#### Work order
Write out the whole listing, matching it exactly.

#### Data provided
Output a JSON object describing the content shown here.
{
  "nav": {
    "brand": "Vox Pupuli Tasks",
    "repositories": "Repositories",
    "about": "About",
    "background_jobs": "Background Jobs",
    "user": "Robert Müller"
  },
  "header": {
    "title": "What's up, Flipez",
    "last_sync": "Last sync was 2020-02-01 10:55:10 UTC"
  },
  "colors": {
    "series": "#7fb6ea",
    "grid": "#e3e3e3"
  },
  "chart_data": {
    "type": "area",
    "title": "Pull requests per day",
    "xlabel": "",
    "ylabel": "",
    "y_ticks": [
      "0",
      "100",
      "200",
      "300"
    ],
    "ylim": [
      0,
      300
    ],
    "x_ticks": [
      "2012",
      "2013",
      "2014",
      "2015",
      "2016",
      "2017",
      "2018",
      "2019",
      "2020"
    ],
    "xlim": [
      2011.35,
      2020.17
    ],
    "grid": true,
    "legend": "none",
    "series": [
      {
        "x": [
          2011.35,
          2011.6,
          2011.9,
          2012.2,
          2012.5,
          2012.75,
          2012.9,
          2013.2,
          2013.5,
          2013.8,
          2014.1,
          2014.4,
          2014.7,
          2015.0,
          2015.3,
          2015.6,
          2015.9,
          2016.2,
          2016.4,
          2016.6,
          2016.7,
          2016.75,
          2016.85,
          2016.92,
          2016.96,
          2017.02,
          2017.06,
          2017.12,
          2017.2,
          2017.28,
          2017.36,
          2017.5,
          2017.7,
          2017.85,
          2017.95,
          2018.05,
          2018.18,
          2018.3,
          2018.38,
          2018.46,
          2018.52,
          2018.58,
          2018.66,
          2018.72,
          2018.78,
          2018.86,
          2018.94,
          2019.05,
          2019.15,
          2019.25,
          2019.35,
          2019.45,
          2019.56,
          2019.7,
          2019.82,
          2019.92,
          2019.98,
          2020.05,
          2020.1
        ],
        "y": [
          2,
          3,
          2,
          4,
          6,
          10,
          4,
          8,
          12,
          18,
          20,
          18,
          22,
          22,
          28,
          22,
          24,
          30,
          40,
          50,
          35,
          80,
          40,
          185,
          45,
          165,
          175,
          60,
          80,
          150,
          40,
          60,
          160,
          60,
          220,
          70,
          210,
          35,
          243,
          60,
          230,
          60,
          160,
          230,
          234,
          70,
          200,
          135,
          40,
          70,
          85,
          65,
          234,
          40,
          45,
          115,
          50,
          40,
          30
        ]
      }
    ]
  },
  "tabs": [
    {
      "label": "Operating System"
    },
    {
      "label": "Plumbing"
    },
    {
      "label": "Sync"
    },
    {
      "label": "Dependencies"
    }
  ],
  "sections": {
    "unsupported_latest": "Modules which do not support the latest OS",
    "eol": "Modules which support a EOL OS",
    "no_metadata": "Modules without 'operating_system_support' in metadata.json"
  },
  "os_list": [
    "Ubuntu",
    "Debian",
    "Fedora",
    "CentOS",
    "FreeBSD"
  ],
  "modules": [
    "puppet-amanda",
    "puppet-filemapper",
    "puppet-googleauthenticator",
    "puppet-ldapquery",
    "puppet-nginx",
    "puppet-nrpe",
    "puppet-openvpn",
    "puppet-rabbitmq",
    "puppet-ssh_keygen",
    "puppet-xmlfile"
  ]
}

#### The answer
Output a JSON object describing the content shown here.
{
  "nav": {
    "brand": "Vox Pupuli Tasks",
    "repositories": "Repositories",
    "about": "About",
    "background_jobs": "Background Jobs",
    "user": "Robert Müller"
  },
  "header": {
    "title": "What's up, Flipez",
    "last_sync": "Last sync was 2020-02-01 10:55:10 UTC"
  },
  "colors": {
    "series": "#7fb6ea",
    "grid": "#e3e3e3"
  },
  "chart_data": {
    "type": "area",
    "title": "Pull requests per day",
    "xlabel": "",
    "ylabel": "",
    "y_ticks": [
      "0",
      "100",
      "200",
      "300"
    ],
    "ylim": [
      0,
      300
    ],
    "x_ticks": [
      "2012",
      "2013",
      "2014",
      "2015",
      "2016",
      "2017",
      "2018",
      "2019",
      "2020"
    ],
    "xlim": [
      2011.35,
      2020.17
    ],
    "grid": true,
    "legend": "none",
    "series": [
      {
        "x": [
          2011.35,
          2011.6,
          2011.9,
          2012.2,
          2012.5,
          2012.75,
          2012.9,
          2013.2,
          2013.5,
          2013.8,
          2014.1,
          2014.4,
          2014.7,
          2015.0,
          2015.3,
          2015.6,
          2015.9,
          2016.2,
          2016.4,
          2016.6,
          2016.7,
          2016.75,
          2016.85,
          2016.92,
          2016.96,
          2017.02,
          2017.06,
          2017.12,
          2017.2,
          2017.28,
          2017.36,
          2017.5,
          2017.7,
          2017.85,
          2017.95,
          2018.05,
          2018.18,
          2018.3,
          2018.38,
          2018.46,
          2018.52,
          2018.58,
          2018.66,
          2018.72,
          2018.78,
          2018.86,
          2018.94,
          2019.05,
          2019.15,
          2019.25,
          2019.35,
          2019.45,
          2019.56,
          2019.7,
          2019.82,
          2019.92,
          2019.98,
          2020.05,
          2020.1
        ],
        "y": [
          2,
          3,
          2,
          4,
          6,
          10,
          4,
          8,
          12,
          18,
          20,
          18,
          22,
          22,
          28,
          22,
          24,
          30,
          40,
          50,
          35,
          80,
          40,
          185,
          45,
          165,
          175,
          60,
          80,
          150,
          40,
          60,
          160,
          60,
          220,
          70,
          210,
          35,
          243,
          60,
          230,
          60,
          160,
          230,
          234,
          70,
          200,
          135,
          40,
          70,
          85,
          65,
          234,
          40,
          45,
          115,
          50,
          40,
          30
        ]
      }
    ]
  },
  "tabs": [
    {
      "label": "Operating System"
    },
    {
      "label": "Plumbing"
    },
    {
      "label": "Sync"
    },
    {
      "label": "Dependencies"
    }
  ],
  "sections": {
    "unsupported_latest": "Modules which do not support the latest OS",
    "eol": "Modules which support a EOL OS",
    "no_metadata": "Modules without 'operating_system_support' in metadata.json"
  },
  "os_list": [
    "Ubuntu",
    "Debian",
    "Fedora",
    "CentOS",
    "FreeBSD"
  ],
  "modules": [
    "puppet-amanda",
    "puppet-filemapper",
    "puppet-googleauthenticator",
    "puppet-ldapquery",
    "puppet-nginx",
    "puppet-nrpe",
    "puppet-openvpn",
    "puppet-rabbitmq",
    "puppet-ssh_keygen",
    "puppet-xmlfile"
  ]
}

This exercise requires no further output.